The Pope’s Telegram

Father Pierre Fresson, the vicar general of the French military diocese, told the Register that the military diocese at this point has no immediate plans to promote a cause for Beltrame, as his life would need to be examined thoroughly first before he is proposed officially as a model for the faithful.

But he noted a personal telegram signed by the Holy Father reveals that Beltrame is “the subject of special attention of the Pope himself.”

In his telegram, addressed to Archbishop Alain Planet of Carcassone, Pope Francis expressed “my sadness and entrust to God’s mercy the people who lost their life, associating myself in prayer to the grief of their dear ones. I greet particularly the generous and heroic gesture of Lt. Col. Arnaud Beltrame, who gave his life trying to protect people.”

Father Fresson indicated the Holy Father could consider whether Beltrame meets the threshold as a candidate for sainthood under the “offering of life” category: “He could himself ask the Congregation for the Causes of Saints to examine this question, if he judges it good.”

Aymeric Pourbaix, director of France’s i.media Catholic news agency, said that he does not believe Beltrame is a clear candidate for sainthood under the “offering of life” because he still had inconsistencies between his life and his faith to resolve. Specifically, the murdered policeman’s formation had not reached the point of seeing and resolving the contradiction between his Catholic faith and membership in Freemasonry, which was also revealed after his death. According to canon law, Catholics should not engage in this fraternal organization, which involves rituals that “embody a naturalistic religion, active participation in which is incompatible with Christian faith and practice.”
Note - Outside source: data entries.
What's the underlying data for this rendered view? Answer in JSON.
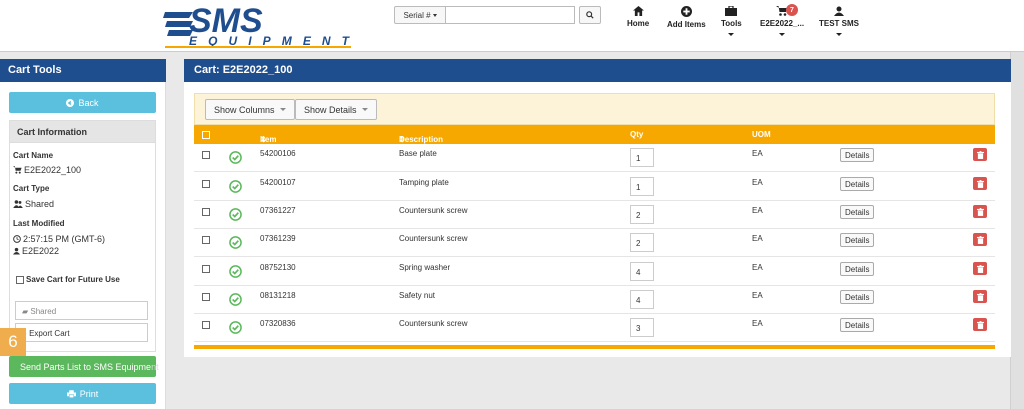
{
  "header": {
    "logo_text_top": "SMS",
    "logo_text_bottom": "EQUIPMENT",
    "serial_select": "Serial #",
    "search_placeholder": "",
    "nav": [
      {
        "label": "Home",
        "icon": "home-icon"
      },
      {
        "label": "Add Items",
        "icon": "plus-circle-icon"
      },
      {
        "label": "Tools",
        "icon": "briefcase-icon"
      },
      {
        "label": "E2E2022_...",
        "icon": "cart-icon",
        "badge": "7"
      },
      {
        "label": "TEST SMS",
        "icon": "user-icon"
      }
    ]
  },
  "sidebar": {
    "title": "Cart Tools",
    "back_label": "Back",
    "info_title": "Cart Information",
    "cart_name_label": "Cart Name",
    "cart_name": "E2E2022_100",
    "cart_type_label": "Cart Type",
    "cart_type": "Shared",
    "last_modified_label": "Last Modified",
    "last_modified_time": "2:57:15 PM (GMT-6)",
    "last_modified_user": "E2E2022",
    "save_label": "Save Cart for Future Use",
    "shared_field": "Shared",
    "export_label": "Export Cart",
    "send_label": "Send Parts List to SMS Equipme",
    "send_overflow": "nt",
    "print_label": "Print",
    "step_badge": "6"
  },
  "main": {
    "title": "Cart: E2E2022_100",
    "show_columns": "Show Columns",
    "show_details": "Show Details",
    "columns": {
      "item": "Item",
      "description": "Description",
      "qty": "Qty",
      "uom": "UOM"
    },
    "rows": [
      {
        "item": "54200106",
        "description": "Base plate",
        "qty": "1",
        "uom": "EA",
        "details": "Details"
      },
      {
        "item": "54200107",
        "description": "Tamping plate",
        "qty": "1",
        "uom": "EA",
        "details": "Details"
      },
      {
        "item": "07361227",
        "description": "Countersunk screw",
        "qty": "2",
        "uom": "EA",
        "details": "Details"
      },
      {
        "item": "07361239",
        "description": "Countersunk screw",
        "qty": "2",
        "uom": "EA",
        "details": "Details"
      },
      {
        "item": "08752130",
        "description": "Spring washer",
        "qty": "4",
        "uom": "EA",
        "details": "Details"
      },
      {
        "item": "08131218",
        "description": "Safety nut",
        "qty": "4",
        "uom": "EA",
        "details": "Details"
      },
      {
        "item": "07320836",
        "description": "Countersunk screw",
        "qty": "3",
        "uom": "EA",
        "details": "Details"
      }
    ]
  },
  "colors": {
    "navy": "#1f4e8f",
    "orange": "#f6a800",
    "info": "#5bc0de",
    "success": "#5cb85c",
    "danger": "#d9534f"
  }
}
But Pourbaix pointed out that Beltrame’s spiritual director, Father Jean-Baptiste, who anointed Beltrame before his death, had “no doubt as to the reality of his Catholic faith.”
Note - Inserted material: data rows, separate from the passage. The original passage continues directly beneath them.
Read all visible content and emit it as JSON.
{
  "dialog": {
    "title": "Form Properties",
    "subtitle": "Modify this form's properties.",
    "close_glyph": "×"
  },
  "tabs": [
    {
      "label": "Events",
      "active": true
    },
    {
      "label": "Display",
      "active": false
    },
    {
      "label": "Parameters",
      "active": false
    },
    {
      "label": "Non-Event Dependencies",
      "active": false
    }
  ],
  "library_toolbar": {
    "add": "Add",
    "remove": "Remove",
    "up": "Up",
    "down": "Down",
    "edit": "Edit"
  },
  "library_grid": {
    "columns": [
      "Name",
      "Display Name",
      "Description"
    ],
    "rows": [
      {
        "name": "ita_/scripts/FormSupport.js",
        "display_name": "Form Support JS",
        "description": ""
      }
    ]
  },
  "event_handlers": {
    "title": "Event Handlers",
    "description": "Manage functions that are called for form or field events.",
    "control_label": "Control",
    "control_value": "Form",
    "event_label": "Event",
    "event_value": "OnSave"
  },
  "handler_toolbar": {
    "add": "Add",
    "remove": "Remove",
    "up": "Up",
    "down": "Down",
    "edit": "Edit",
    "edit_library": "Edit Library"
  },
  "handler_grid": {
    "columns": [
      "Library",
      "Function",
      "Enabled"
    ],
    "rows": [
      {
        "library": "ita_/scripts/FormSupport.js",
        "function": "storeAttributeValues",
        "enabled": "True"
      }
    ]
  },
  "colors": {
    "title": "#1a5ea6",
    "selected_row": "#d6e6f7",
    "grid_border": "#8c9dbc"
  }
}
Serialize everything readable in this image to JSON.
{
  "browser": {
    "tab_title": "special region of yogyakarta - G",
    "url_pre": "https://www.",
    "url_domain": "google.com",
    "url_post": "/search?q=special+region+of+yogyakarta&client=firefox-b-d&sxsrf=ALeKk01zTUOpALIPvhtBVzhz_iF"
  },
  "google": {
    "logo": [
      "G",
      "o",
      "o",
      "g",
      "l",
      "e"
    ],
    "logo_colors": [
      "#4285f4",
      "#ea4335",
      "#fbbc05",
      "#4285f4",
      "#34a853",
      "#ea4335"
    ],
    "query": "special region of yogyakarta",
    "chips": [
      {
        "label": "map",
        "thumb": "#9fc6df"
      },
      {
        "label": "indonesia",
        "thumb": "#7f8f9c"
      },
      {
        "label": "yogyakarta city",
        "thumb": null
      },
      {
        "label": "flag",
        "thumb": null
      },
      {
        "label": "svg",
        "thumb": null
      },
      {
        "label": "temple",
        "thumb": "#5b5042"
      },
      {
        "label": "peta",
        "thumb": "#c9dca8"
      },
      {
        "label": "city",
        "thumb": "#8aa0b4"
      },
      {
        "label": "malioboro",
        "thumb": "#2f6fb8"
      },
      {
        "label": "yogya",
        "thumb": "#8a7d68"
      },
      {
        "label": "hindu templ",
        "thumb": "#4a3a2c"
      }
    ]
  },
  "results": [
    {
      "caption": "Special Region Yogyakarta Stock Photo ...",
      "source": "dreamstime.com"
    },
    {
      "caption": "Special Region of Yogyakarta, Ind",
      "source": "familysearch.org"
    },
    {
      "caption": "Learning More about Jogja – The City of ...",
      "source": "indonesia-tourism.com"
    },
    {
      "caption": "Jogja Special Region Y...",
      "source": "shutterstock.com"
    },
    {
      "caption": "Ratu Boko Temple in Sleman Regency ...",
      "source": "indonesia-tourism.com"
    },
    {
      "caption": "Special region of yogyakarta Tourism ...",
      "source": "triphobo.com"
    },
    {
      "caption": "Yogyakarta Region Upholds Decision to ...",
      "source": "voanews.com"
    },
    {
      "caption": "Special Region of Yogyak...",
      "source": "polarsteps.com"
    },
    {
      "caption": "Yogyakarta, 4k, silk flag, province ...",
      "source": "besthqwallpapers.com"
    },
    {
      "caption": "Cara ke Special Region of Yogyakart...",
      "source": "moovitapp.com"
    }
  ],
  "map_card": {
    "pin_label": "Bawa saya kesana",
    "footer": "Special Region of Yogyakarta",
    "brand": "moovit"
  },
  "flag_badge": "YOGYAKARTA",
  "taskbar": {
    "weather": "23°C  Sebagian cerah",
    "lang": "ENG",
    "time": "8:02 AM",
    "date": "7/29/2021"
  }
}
Pourbaix added that Beltrame’s letter of intention for why he was seeking a sacramental Catholic marriage, written four days before his death, revealed the French hero sought the help of St. Michael the Archangel and desired St. Joseph to be his model.

 

Reviving France’s Faith

Pourbaix said Beltrame’s faith and sacrifice have struck a nerve in France. Facing Islamist terror, people are recognizing it is “no longer possible to deny the spiritual aid of the Catholic religion.”

“For Catholics, the heroic gesture of the officer was also noticed, because it happened on the eve of Holy Week,” he said. But others also see it as “even the first act of the spiritual rebirth of France.”

“For it is a Catholic who showed the true meaning of sacrifice, as opposed to the false Islamist martyr, who kills people in order to go to paradise,” Pourbaix said. “It is certain that it [the witness of Beltrame] will bear fruit.”

Peter Jesserer Smith is a Register staff writer.

This story was updated April 6.